Infertility is a fairly common medical condition that affects over 6 million Americans (15% of couples of reproductive age), with over 9 million women currently using infertility services. It is typically defined as the inability to conceive and become pregnant after 12 months of regular, unprotected sex, regardless of cause. Although if a woman is over 35, after only about 6 months of trying without any success, fertility problems can start to be suspected. A broader view of infertility includes not being able to carry a pregnancy to term, in other words if the woman suffers from repeated miscarriages.
Infertility is not the same as sterility. Being sterile means that it is impossible for a person to conceive a child. A diagnosis of infertility simply means that becoming pregnant may be a challenge rather than an impossibility.
Conception is a complicated process that depends upon many factors. First a woman must be able to release an egg from one of her two ovaries (ovulation). Second, the egg must be able to travel through a fallopian tube that is unblocked, towards the uterus, to reach the man’s sperm for fertilization. Third, the man must be able to produce a significant number of healthy sperm that have the ability to penetrate and fertilize the egg when they meet up in the fallopian tube. Fourth, the fertilized egg must be able to implant itself inside the uterus, attaching to the endometrial lining. Lastly, the fertilized egg must be able to adequately grow and develop without any interference inside the uterus to continue to full term. When just one of these factors is impaired, infertility can result.

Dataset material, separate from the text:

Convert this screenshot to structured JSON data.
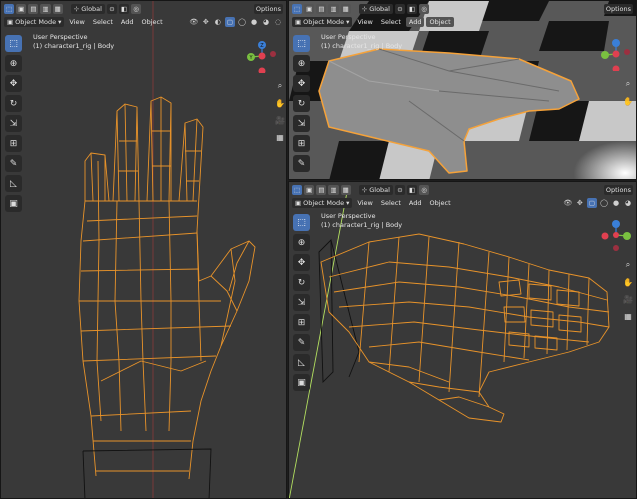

If a couple has been trying to conceive for more than a year, there’s a good chance that something may be interfering with their reproductive function. Infertility may be due to a single cause or a combination of factors that may prevent a pregnancy from occurring or continuing. Infertility can be male or female related. About 1/3 of infertility is due to problems with the man (male factors) and 1/3 is due to problems with the woman (female factors). Other cases are due to problems in both partners or are due to unknown causes that cannot be explained.

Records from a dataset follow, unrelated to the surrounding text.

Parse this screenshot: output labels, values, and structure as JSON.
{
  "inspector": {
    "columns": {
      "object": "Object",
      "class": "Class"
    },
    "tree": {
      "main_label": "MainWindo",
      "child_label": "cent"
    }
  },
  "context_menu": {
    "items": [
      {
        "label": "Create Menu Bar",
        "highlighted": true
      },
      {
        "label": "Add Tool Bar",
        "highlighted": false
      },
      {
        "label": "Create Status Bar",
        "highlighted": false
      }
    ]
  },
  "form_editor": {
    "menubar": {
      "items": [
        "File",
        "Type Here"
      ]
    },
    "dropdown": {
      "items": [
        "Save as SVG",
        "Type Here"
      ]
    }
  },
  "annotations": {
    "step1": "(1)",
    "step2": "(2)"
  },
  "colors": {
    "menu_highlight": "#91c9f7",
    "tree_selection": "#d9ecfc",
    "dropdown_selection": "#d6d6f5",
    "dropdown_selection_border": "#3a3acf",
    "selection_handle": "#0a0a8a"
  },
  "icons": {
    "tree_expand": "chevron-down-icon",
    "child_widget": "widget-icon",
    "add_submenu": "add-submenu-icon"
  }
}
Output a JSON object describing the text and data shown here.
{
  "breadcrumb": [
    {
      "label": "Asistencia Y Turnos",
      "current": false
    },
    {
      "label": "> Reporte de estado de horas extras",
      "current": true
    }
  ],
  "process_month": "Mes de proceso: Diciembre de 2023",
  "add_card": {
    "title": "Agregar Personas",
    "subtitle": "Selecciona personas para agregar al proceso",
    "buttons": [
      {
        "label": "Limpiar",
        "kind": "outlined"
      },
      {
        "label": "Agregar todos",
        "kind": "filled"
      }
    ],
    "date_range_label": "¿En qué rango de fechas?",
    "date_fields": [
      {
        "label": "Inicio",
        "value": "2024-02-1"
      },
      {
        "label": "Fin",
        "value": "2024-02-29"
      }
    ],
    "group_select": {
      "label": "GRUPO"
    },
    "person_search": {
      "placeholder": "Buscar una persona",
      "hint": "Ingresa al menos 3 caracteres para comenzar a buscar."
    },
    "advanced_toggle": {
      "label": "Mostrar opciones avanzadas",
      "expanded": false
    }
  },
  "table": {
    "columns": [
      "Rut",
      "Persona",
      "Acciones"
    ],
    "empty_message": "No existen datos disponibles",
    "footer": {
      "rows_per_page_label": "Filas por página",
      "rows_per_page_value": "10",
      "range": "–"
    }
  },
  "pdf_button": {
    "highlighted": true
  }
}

Infertility has a strong impact on self-esteem and often creates one of the most distressing life crises that a couple has ever experienced together. Suddenly their lives, which may have been well planned and successful, seem out of control. Coping with the multitude of medical decisions and the uncertainties that infertility brings can create great emotional upheaval for most couples. Facing the disappointment of not becoming pregnant month after month can lead to depression and significant feelings of loss. These feelings are perfectly normal responses, which everyone has as they pursue infertility treatment. For many, the life crisis of infertility eventually proves to be an opportunity for life-enhancing personal growth.
Infertility and Women
Infertility and Men
Treatment of Infertility